20 May 1998 6:00 pm
Neutron stars, superdense balls of neutrons that already rank among the most extreme objects in the universe, just got weirder. The strongest magnetic field ever detected may encase one such star and literally fracture its surface, scientists report in tomorrow's issue of Nature. These bizarre "crustquakes" appear to fling waves of gamma rays across the Milky Way.
When giant stars explode in the titanic blasts called supernovae, their cores collapse into ultradense cinders. The most massive stellar cores become black holes, but usually they turn into pulsars--whirling neutron stars about 10 kilometers wide that emit pulses of radio waves. Since 1979, astronomers have found several striking exceptions. These neutron stars spew x-rays instead of radio waves, and they unleash irregular bursts of low-energy gamma rays. Some theorists suggested that these unruly objects might be "magnetars"--neutron stars girdled by an intense magnetic field, which crushes the stars' crust once they begin to cool.
New research with the Rossi X-ray Timing Explorer supports that scenario. The satellite detected oscillating bursts of x-rays from a neutron star 40,000 light-years away during one of the star's outbursts in late 1996. The oscillations indicate that the star spins just once every 7.5 seconds--far slower than other young pulsars, which spin at least 10 times per second. To have slowed down so fast, the star must be feeling the drag of a magnetic field 100 times stronger than those around typical neutron stars, says astrophysicist Chryssa Kouveliotou of NASA's Marshall Space Flight Center in Huntsville, Alabama.
Such a powerful magnetic field can crack the brittle surface of the cooling neutron star and send shock waves racing into space, says astrophysicist Christopher Thompson of the University of North Carolina, Chapel Hill, releasing a "trapped fireball" of x-rays and gamma rays.
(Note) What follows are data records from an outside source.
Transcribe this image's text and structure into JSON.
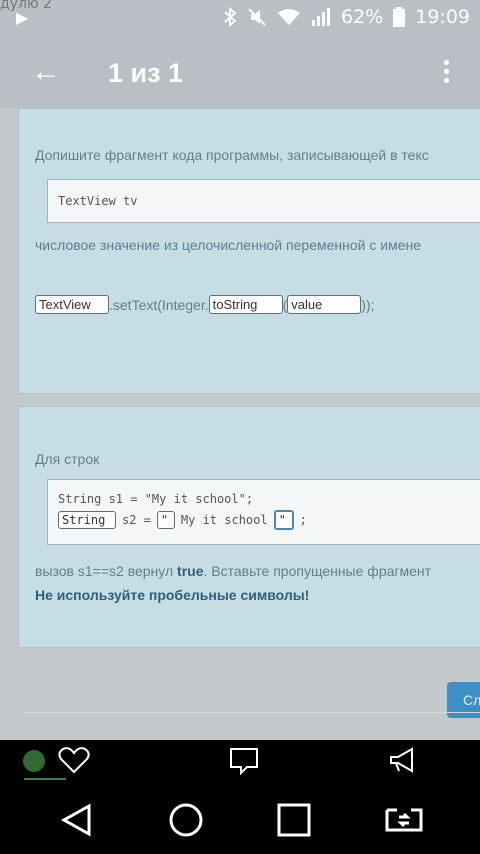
{
  "status": {
    "ghost_text": "дулю 2",
    "battery": "62%",
    "time": "19:09"
  },
  "toolbar": {
    "title": "1 из 1"
  },
  "card1": {
    "prompt": "Допишите фрагмент кода программы, записывающей в текс",
    "code": "TextView tv",
    "prompt2": "числовое значение из целочисленной переменной с имене",
    "blank1": "TextView",
    "mid1": ".setText(Integer.",
    "blank2": "toString",
    "mid2": "(",
    "blank3": "value",
    "end": "));"
  },
  "card2": {
    "prompt": "Для строк",
    "code_line1": "String s1 = \"My it school\";",
    "blank1": "String",
    "mid1": "s2 =",
    "blank2": "\"",
    "mid2": "My it school",
    "blank3": "\"",
    "end": ";",
    "text_before": "вызов s1==s2 вернул ",
    "text_bold": "true",
    "text_after": ". Вставьте пропущенные фрагмент",
    "warning": "Не используйте пробельные символы!"
  },
  "next_button_label": "Сл"
}
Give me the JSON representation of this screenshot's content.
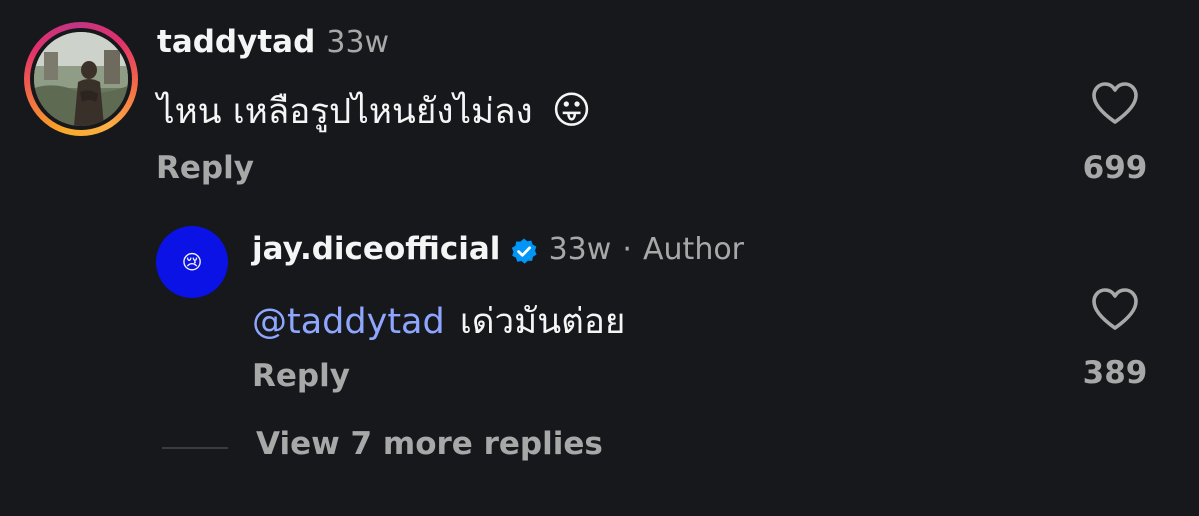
{
  "comments": [
    {
      "username": "taddytad",
      "time": "33w",
      "text": "ไหน เหลือรูปไหนยังไม่ลง",
      "emoji": "😛",
      "reply_label": "Reply",
      "likes": "699"
    }
  ],
  "reply": {
    "username": "jay.diceofficial",
    "time": "33w",
    "separator": "·",
    "author_label": "Author",
    "mention": "@taddytad",
    "text": "เด่วมันต่อย",
    "avatar_emoji": "😢",
    "reply_label": "Reply",
    "likes": "389"
  },
  "view_more": "View 7 more replies",
  "colors": {
    "background": "#16181c",
    "primary_text": "#f5f5f5",
    "secondary_text": "#a8a8a8",
    "mention": "#8fa6ff",
    "verified_badge": "#0095f6",
    "reply_avatar_bg": "#0a12e6"
  },
  "icons": {
    "like": "heart-outline-icon",
    "verified": "verified-badge-icon"
  }
}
But the display wouldn't last long. When the star grinds to a near halt after a few thousand years, its outbursts should fade, because a slow-moving magnetic field cannot accelerate charged particles to high energies, Kouveliotou says. "There must be millions of these in the galaxy, dead and invisible to us," she notes.